● **Assigned task**
Filter the entries for the word "JSON". Copy each line that has it.

Data records for software interfaces:
----------------
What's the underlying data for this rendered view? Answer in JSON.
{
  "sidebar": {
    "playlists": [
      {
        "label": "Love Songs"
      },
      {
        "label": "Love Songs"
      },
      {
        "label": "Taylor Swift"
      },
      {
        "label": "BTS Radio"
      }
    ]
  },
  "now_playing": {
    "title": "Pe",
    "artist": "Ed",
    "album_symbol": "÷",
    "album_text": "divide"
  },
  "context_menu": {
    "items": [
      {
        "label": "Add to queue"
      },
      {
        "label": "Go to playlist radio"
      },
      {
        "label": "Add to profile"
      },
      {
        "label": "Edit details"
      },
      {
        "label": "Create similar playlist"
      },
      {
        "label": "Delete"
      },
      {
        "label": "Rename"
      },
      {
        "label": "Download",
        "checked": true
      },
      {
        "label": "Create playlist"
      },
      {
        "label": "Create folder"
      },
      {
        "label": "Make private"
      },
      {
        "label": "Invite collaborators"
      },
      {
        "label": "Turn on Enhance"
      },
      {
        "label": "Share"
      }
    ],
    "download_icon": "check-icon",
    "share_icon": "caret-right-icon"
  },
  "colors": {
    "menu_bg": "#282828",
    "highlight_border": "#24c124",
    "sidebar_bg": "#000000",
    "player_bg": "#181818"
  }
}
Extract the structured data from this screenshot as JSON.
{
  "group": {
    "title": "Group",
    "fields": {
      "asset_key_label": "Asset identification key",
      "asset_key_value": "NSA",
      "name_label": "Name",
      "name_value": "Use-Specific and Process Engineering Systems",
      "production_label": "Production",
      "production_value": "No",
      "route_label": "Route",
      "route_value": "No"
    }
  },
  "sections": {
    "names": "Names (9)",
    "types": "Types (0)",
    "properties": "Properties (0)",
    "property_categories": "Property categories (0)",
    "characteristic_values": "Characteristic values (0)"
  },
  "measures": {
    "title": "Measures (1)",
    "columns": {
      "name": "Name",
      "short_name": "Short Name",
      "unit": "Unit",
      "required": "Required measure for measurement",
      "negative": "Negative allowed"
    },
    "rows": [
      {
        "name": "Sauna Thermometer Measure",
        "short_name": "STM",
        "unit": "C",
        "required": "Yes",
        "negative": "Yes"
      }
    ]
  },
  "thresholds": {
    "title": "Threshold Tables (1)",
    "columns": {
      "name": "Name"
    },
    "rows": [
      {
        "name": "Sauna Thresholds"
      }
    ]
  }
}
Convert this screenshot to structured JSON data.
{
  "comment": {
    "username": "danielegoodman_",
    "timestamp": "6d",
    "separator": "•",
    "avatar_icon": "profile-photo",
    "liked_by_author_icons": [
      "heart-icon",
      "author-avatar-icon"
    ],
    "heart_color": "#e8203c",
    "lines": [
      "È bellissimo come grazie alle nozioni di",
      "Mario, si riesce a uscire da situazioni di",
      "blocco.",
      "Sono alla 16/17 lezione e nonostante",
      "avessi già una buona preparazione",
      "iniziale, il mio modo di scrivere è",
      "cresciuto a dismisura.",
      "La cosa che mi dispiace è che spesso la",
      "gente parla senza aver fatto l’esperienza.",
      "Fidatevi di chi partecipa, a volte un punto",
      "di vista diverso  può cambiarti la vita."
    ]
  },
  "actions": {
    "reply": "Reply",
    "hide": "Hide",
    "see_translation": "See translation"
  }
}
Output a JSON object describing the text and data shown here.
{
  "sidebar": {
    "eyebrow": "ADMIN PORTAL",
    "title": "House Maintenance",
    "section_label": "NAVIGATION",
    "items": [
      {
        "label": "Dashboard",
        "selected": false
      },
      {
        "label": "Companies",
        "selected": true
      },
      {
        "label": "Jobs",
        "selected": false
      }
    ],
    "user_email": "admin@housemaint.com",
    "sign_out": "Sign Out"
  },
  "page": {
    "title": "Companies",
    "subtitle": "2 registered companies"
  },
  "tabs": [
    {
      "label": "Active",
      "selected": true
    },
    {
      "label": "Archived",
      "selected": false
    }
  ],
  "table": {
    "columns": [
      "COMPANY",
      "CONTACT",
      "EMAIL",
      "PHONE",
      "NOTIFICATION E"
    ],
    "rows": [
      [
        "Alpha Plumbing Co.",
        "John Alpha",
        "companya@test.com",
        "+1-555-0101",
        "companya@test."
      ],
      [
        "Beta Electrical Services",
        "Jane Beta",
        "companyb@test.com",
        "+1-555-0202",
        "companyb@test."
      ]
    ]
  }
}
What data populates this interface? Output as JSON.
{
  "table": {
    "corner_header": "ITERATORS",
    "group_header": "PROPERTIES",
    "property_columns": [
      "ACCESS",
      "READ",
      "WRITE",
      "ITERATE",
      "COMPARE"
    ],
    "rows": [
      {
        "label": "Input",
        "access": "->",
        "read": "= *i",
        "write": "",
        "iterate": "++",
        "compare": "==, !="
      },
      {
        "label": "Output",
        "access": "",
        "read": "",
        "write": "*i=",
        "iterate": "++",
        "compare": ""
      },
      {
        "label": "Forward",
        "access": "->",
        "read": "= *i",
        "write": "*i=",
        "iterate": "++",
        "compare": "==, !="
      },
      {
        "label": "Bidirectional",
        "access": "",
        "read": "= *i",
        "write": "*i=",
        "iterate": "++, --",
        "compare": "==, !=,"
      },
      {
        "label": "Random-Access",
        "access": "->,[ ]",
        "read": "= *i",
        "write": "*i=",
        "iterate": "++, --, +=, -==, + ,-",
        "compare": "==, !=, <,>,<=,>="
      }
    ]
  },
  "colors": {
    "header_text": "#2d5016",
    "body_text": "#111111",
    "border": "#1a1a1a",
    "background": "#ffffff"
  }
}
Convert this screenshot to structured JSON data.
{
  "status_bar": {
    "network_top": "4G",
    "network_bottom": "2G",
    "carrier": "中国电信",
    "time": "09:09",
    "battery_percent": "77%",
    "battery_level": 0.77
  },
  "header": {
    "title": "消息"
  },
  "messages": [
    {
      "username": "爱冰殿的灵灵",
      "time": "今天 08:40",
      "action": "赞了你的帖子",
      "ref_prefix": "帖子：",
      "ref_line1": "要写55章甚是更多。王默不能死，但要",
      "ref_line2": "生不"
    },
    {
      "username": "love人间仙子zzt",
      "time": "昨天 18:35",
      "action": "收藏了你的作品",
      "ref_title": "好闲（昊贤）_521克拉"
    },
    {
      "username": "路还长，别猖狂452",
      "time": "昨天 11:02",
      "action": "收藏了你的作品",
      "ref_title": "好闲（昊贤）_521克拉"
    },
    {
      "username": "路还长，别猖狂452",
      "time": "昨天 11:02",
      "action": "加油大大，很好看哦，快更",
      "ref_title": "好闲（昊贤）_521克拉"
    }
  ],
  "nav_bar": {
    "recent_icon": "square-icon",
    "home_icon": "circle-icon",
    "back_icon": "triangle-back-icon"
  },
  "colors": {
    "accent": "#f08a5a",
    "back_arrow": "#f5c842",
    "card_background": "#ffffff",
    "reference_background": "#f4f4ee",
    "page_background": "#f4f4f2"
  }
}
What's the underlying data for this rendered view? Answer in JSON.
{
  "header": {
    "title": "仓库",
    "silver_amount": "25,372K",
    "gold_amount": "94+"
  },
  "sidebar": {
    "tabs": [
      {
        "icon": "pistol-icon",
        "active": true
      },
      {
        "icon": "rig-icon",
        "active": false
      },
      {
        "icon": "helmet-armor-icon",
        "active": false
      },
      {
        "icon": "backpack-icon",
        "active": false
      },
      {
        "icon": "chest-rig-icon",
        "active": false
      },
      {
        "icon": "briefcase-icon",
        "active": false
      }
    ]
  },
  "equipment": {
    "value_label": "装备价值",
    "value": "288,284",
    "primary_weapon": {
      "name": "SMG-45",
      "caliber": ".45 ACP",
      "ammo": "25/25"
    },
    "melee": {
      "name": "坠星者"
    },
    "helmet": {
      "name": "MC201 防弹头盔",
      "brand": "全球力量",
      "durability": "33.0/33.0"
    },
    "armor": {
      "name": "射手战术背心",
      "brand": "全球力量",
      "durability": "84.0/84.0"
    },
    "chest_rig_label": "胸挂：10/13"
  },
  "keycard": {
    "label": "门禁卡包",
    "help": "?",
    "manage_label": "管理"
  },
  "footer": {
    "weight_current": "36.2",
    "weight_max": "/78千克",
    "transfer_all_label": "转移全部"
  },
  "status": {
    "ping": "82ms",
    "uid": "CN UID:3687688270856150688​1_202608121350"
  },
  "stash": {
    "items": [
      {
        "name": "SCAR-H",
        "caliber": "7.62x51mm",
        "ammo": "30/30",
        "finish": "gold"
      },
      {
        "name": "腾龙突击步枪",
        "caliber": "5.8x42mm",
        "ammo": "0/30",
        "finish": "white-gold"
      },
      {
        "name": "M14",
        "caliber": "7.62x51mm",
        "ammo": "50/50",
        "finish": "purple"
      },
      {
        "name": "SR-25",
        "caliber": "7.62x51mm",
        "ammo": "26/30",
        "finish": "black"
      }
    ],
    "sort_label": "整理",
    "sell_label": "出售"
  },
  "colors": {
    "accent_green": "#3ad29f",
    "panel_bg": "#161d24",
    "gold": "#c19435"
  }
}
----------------
● **Result of this exercise**
What's the underlying data for this rendered view? Answer in JSON.
Extract the structured data from this screenshot as JSON.
Convert this screenshot to structured JSON data.
Output a JSON object describing the text and data shown here.
What data populates this interface? Output as JSON.
Convert this screenshot to structured JSON data.
What's the underlying data for this rendered view? Answer in JSON.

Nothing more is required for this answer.